Stored records
[Start of section]

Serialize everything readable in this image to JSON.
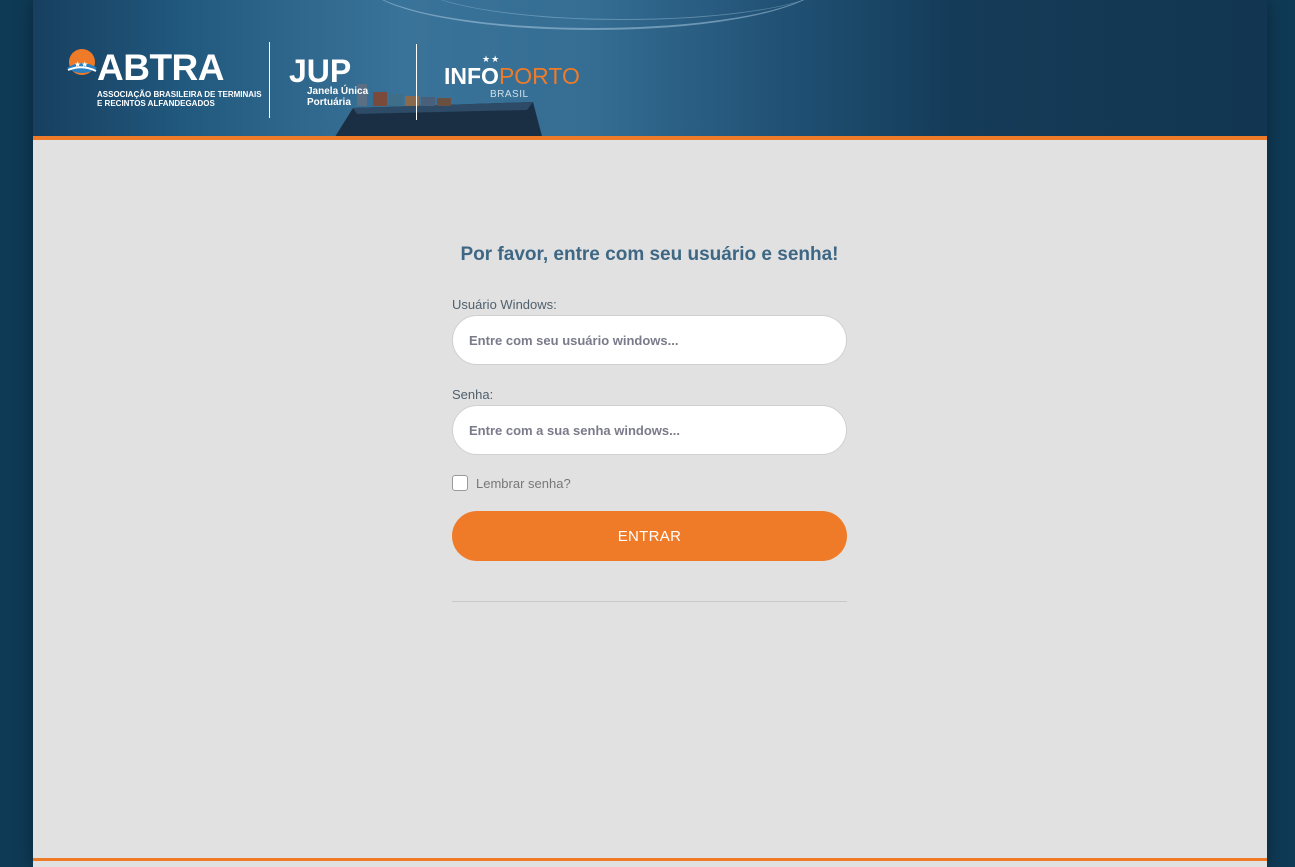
{
  "header": {
    "abtra": {
      "name": "ABTRA",
      "subtitle_line1": "ASSOCIAÇÃO BRASILEIRA DE TERMINAIS",
      "subtitle_line2": "E RECINTOS ALFANDEGADOS"
    },
    "jup": {
      "name": "JUP",
      "subtitle_line1": "Janela Única",
      "subtitle_line2": "Portuária"
    },
    "infoporto": {
      "part1": "INFO",
      "part2": "PORTO",
      "subtitle": "BRASIL"
    }
  },
  "login": {
    "title": "Por favor, entre com seu usuário e senha!",
    "username_label": "Usuário Windows:",
    "username_placeholder": "Entre com seu usuário windows...",
    "username_value": "",
    "password_label": "Senha:",
    "password_placeholder": "Entre com a sua senha windows...",
    "password_value": "",
    "remember_label": "Lembrar senha?",
    "remember_checked": false,
    "submit_label": "ENTRAR"
  },
  "colors": {
    "accent": "#ef7b28",
    "title": "#3d6784",
    "page_background": "#e1e1e1",
    "outer_background": "#0f3a55"
  }
}
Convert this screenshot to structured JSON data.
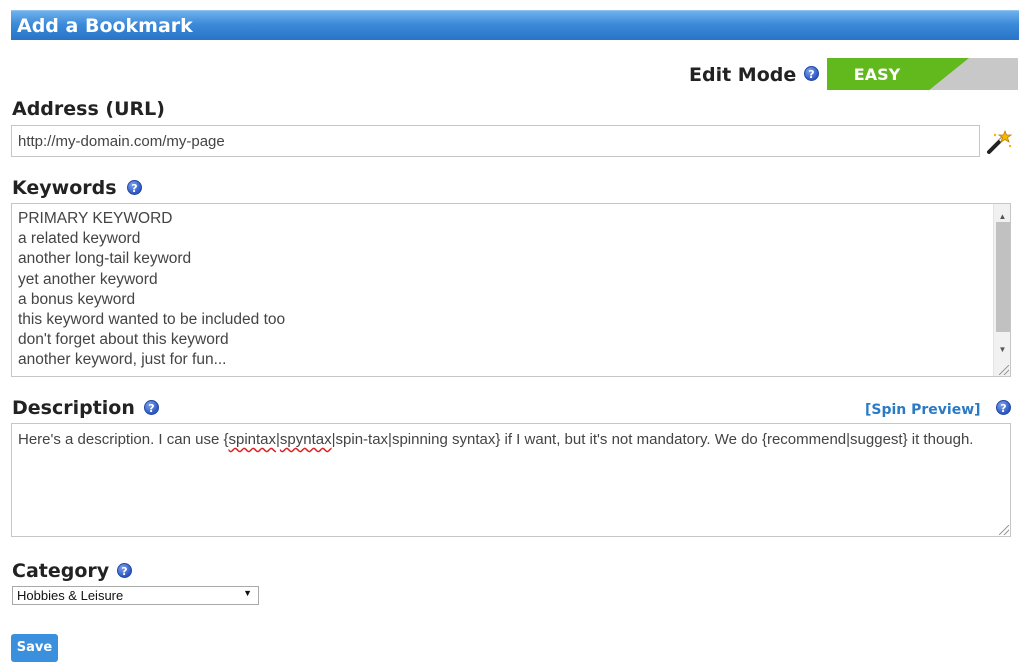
{
  "header": {
    "title": "Add a Bookmark"
  },
  "edit_mode": {
    "label": "Edit Mode",
    "value": "EASY",
    "help": "?"
  },
  "address": {
    "label": "Address (URL)",
    "value": "http://my-domain.com/my-page"
  },
  "keywords": {
    "label": "Keywords",
    "help": "?",
    "lines": [
      "PRIMARY KEYWORD",
      "a related keyword",
      "another long-tail keyword",
      "yet another keyword",
      "a bonus keyword",
      "this keyword wanted to be included too",
      "don't forget about this keyword",
      "another keyword, just for fun..."
    ]
  },
  "description": {
    "label": "Description",
    "help": "?",
    "spin_preview": "[Spin Preview]",
    "text_parts": {
      "p1": "Here's a description. I can use {",
      "w1": "spintax",
      "p2": "|",
      "w2": "spyntax",
      "p3": "|spin-tax|spinning syntax} if I want, but it's not mandatory.  We do {recommend|suggest} it though."
    }
  },
  "category": {
    "label": "Category",
    "help": "?",
    "selected": "Hobbies & Leisure"
  },
  "actions": {
    "save_label": "Save"
  },
  "colors": {
    "accent_blue": "#3a90dd",
    "easy_green": "#62b91d",
    "link_blue": "#2a7ac4"
  },
  "icons": {
    "wand": "magic-wand-icon",
    "help": "help-circle-icon"
  }
}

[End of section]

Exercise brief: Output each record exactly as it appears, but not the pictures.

Written response:
Serialize everything readable in this image to JSON.
{
  "header": {
    "abtra": {
      "name": "ABTRA",
      "subtitle_line1": "ASSOCIAÇÃO BRASILEIRA DE TERMINAIS",
      "subtitle_line2": "E RECINTOS ALFANDEGADOS"
    },
    "jup": {
      "name": "JUP",
      "subtitle_line1": "Janela Única",
      "subtitle_line2": "Portuária"
    },
    "infoporto": {
      "part1": "INFO",
      "part2": "PORTO",
      "subtitle": "BRASIL"
    }
  },
  "login": {
    "title": "Por favor, entre com seu usuário e senha!",
    "username_label": "Usuário Windows:",
    "username_placeholder": "Entre com seu usuário windows...",
    "username_value": "",
    "password_label": "Senha:",
    "password_placeholder": "Entre com a sua senha windows...",
    "password_value": "",
    "remember_label": "Lembrar senha?",
    "remember_checked": false,
    "submit_label": "ENTRAR"
  },
  "colors": {
    "accent": "#ef7b28",
    "title": "#3d6784",
    "page_background": "#e1e1e1",
    "outer_background": "#0f3a55"
  }
}
Convert this screenshot to structured JSON data.
{
  "header": {
    "title": "Add a Bookmark"
  },
  "edit_mode": {
    "label": "Edit Mode",
    "value": "EASY",
    "help": "?"
  },
  "address": {
    "label": "Address (URL)",
    "value": "http://my-domain.com/my-page"
  },
  "keywords": {
    "label": "Keywords",
    "help": "?",
    "lines": [
      "PRIMARY KEYWORD",
      "a related keyword",
      "another long-tail keyword",
      "yet another keyword",
      "a bonus keyword",
      "this keyword wanted to be included too",
      "don't forget about this keyword",
      "another keyword, just for fun..."
    ]
  },
  "description": {
    "label": "Description",
    "help": "?",
    "spin_preview": "[Spin Preview]",
    "text_parts": {
      "p1": "Here's a description. I can use {",
      "w1": "spintax",
      "p2": "|",
      "w2": "spyntax",
      "p3": "|spin-tax|spinning syntax} if I want, but it's not mandatory.  We do {recommend|suggest} it though."
    }
  },
  "category": {
    "label": "Category",
    "help": "?",
    "selected": "Hobbies & Leisure"
  },
  "actions": {
    "save_label": "Save"
  },
  "colors": {
    "accent_blue": "#3a90dd",
    "easy_green": "#62b91d",
    "link_blue": "#2a7ac4"
  },
  "icons": {
    "wand": "magic-wand-icon",
    "help": "help-circle-icon"
  }
}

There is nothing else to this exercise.